Chris and I hope you’ll join us this week at Heart of the Caregiver and share your heart about managing your life and your parents’ lives as a family caregiver.
Family caregivers deal with issues that are both common and perplexing when caring for an aging parent or relative. One of these issues is their loved one’s loss of appetite. Loss of appetite is common among older people. Partly this is a natural occurrence because as our bodies age, we don’t need as much food to keep us going. But sometimes loss of appetite is caused by other factors like illness, disease, wear and tear on the digestive system, and even loss of control or depression.
One primary reason for a change in appetite is the loss of taste or smell. As we age, our taste buds change over time. Foods we did not like as children we might develop a taste for when we are older. Tomatoes were like that for Betsy. She hated tomato sandwiches as a girl, and now they are a favorite treat.
Conversely, if your aging loved one enjoyed a food when they were younger, but now they say it has no flavor, you might try adding a little spice or some herbs to pump up the taste. I’m not suggesting you salt everything well, because that’s not a good idea! But try a little curry powder or add raisins or chopped dates to raise the sweetness naturally. If a texture is a problem as well, you could add some nourishing soups made with coconut milk, which adds both protein and fat.

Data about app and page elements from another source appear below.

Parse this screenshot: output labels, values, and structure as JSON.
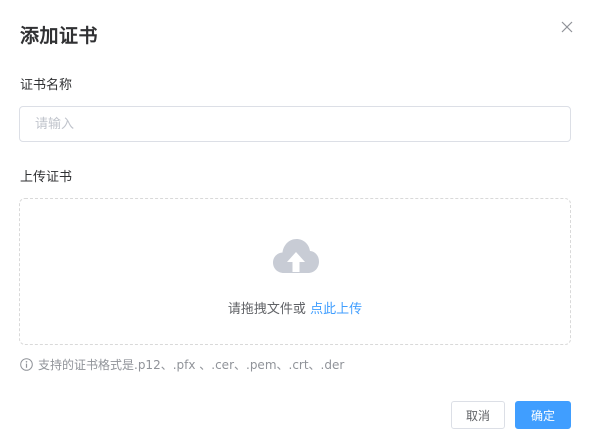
{
  "dialog": {
    "title": "添加证书",
    "close_icon": "close-icon"
  },
  "form": {
    "name_label": "证书名称",
    "name_placeholder": "请输入",
    "name_value": "",
    "upload_label": "上传证书",
    "upload_icon": "cloud-upload-icon",
    "drop_text": "请拖拽文件或 ",
    "drop_link": "点此上传",
    "hint_icon": "info-icon",
    "hint_text": "支持的证书格式是.p12、.pfx 、.cer、.pem、.crt、.der"
  },
  "footer": {
    "cancel_label": "取消",
    "ok_label": "确定"
  },
  "colors": {
    "primary": "#409eff",
    "icon_gray": "#c0c4cc",
    "border": "#dcdfe6"
  }
}
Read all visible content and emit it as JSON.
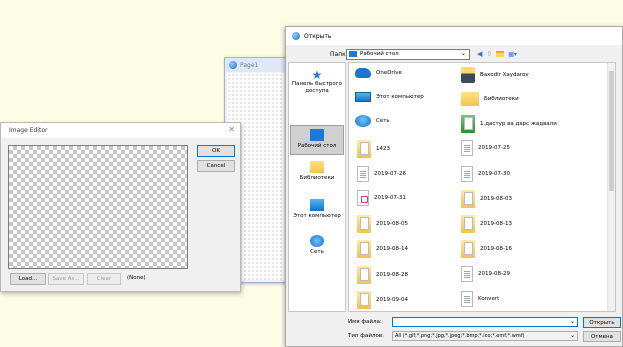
{
  "page1": {
    "title": "Page1"
  },
  "image_editor": {
    "title": "Image Editor",
    "ok_label": "OK",
    "cancel_label": "Cancel",
    "load_label": "Load...",
    "save_as_label": "Save As...",
    "clear_label": "Clear",
    "none_label": "(None)"
  },
  "open_dialog": {
    "title": "Открыть",
    "folder_label": "Папка:",
    "folder_value": "Рабочий стол",
    "places": [
      {
        "label": "Панель быстрого доступа",
        "icon": "star-icon"
      },
      {
        "label": "Рабочий стол",
        "icon": "desktop-icon"
      },
      {
        "label": "Библиотеки",
        "icon": "libraries-icon"
      },
      {
        "label": "Этот компьютер",
        "icon": "computer-icon"
      },
      {
        "label": "Сеть",
        "icon": "network-icon"
      }
    ],
    "files_left": [
      {
        "name": "OneDrive",
        "icon": "onedrive-icon"
      },
      {
        "name": "Этот компьютер",
        "icon": "computer-icon"
      },
      {
        "name": "Сеть",
        "icon": "network-icon"
      },
      {
        "name": "1423",
        "icon": "folder-icon"
      },
      {
        "name": "2019-07-26",
        "icon": "document-icon"
      },
      {
        "name": "2019-07-31",
        "icon": "document-icon"
      },
      {
        "name": "2019-08-05",
        "icon": "folder-icon"
      },
      {
        "name": "2019-08-14",
        "icon": "folder-icon"
      },
      {
        "name": "2019-08-28",
        "icon": "folder-icon"
      },
      {
        "name": "2019-09-04",
        "icon": "folder-icon"
      }
    ],
    "files_right": [
      {
        "name": "Baxodir Xaydarov",
        "icon": "user-folder-icon"
      },
      {
        "name": "Библиотеки",
        "icon": "libraries-icon"
      },
      {
        "name": "1.дастур ва дарс жадвали",
        "icon": "document-icon"
      },
      {
        "name": "2019-07-25",
        "icon": "document-icon"
      },
      {
        "name": "2019-07-30",
        "icon": "document-icon"
      },
      {
        "name": "2019-08-03",
        "icon": "folder-icon"
      },
      {
        "name": "2019-08-13",
        "icon": "folder-icon"
      },
      {
        "name": "2019-08-16",
        "icon": "folder-icon"
      },
      {
        "name": "2019-08-29",
        "icon": "document-icon"
      },
      {
        "name": "Konvert",
        "icon": "document-icon"
      }
    ],
    "filename_label": "Имя файла:",
    "filename_value": "",
    "filetype_label": "Тип файлов:",
    "filetype_value": "All (*.gif;*.png;*.jpg;*.jpeg;*.bmp;*.ico;*.emf;*.wmf)",
    "open_label": "Открыть",
    "cancel_label": "Отмена"
  }
}
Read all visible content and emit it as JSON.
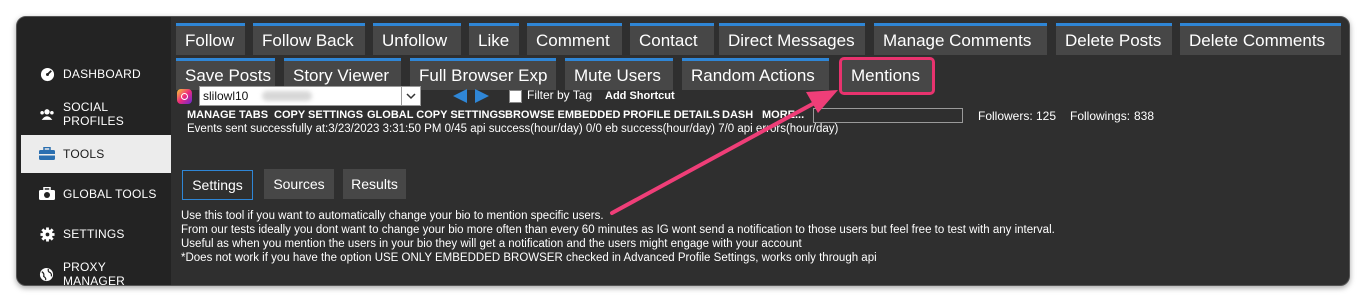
{
  "sidebar": {
    "items": [
      {
        "label": "DASHBOARD",
        "icon": "dashboard-icon"
      },
      {
        "label": "SOCIAL PROFILES",
        "icon": "users-icon"
      },
      {
        "label": "TOOLS",
        "icon": "toolbox-icon",
        "active": true
      },
      {
        "label": "GLOBAL TOOLS",
        "icon": "global-tools-icon"
      },
      {
        "label": "SETTINGS",
        "icon": "gear-icon"
      },
      {
        "label": "PROXY MANAGER",
        "icon": "globe-icon"
      }
    ]
  },
  "tool_tabs": {
    "row1": [
      "Follow",
      "Follow Back",
      "Unfollow",
      "Like",
      "Comment",
      "Contact",
      "Direct Messages",
      "Manage Comments",
      "Delete Posts",
      "Delete Comments"
    ],
    "row2": [
      "Save Posts",
      "Story Viewer",
      "Full Browser Exp",
      "Mute Users",
      "Random Actions",
      "Mentions"
    ],
    "highlighted": "Mentions",
    "accent": "#2f86d6",
    "highlight_color": "#e8336e"
  },
  "profile": {
    "username": "slilowl10"
  },
  "controls": {
    "filter_by_tag": "Filter by Tag",
    "add_shortcut": "Add Shortcut"
  },
  "toolbar": {
    "manage_tabs": "MANAGE TABS",
    "copy_settings": "COPY SETTINGS",
    "global_copy_settings": "GLOBAL COPY SETTINGS",
    "browse_embedded": "BROWSE EMBEDDED",
    "profile_details": "PROFILE DETAILS",
    "dash": "DASH",
    "more": "MORE..."
  },
  "stats": {
    "followers_label": "Followers:",
    "followers_value": "125",
    "followings_label": "Followings:",
    "followings_value": "838"
  },
  "status_line": "Events sent successfully at:3/23/2023 3:31:50 PM 0/45 api success(hour/day) 0/0 eb success(hour/day) 7/0 api errors(hour/day)",
  "sub_tabs": [
    "Settings",
    "Sources",
    "Results"
  ],
  "description": [
    "Use this tool if you want to automatically change your bio to mention specific users.",
    "From our tests ideally you dont want to change your bio more often than every 60 minutes as IG wont send a notification to those users but feel free to test with any interval.",
    "Useful as when you mention the users in your bio they will get a notification and the users might engage with your account",
    "*Does not work if you have the option USE ONLY EMBEDDED BROWSER checked in Advanced Profile Settings, works only through api"
  ]
}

Here’s a link for some recipe suggestions using coconut milk.
Older adults might also resist eating if medical conditions cause unpleasant physical problems like digestive discomfort or socially unacceptable results like passing gas. They may also decide they want to die as Betsy’s mother did, and so stop eating. This is usually a sign of depression driven by the loss of control or a sense of isolation in their lives. To overcome these issues, you need to become creative by asking your loved one to help plan meals. Make occasions of mealtimes by inviting other family members or friends to join in. Many older people don’t like to eat alone. Try setting the table with the good china, lighting candles, and preparing colorful foods whose flavors are boosted by spices and seasoning to engage your loved one at mealtime. A little excitement might make them more enthusiastic about mealtime.
We hope you’ll join us this week at Heart of the Caregiver and share your heart about ways to overcome an older person’s appetite loss.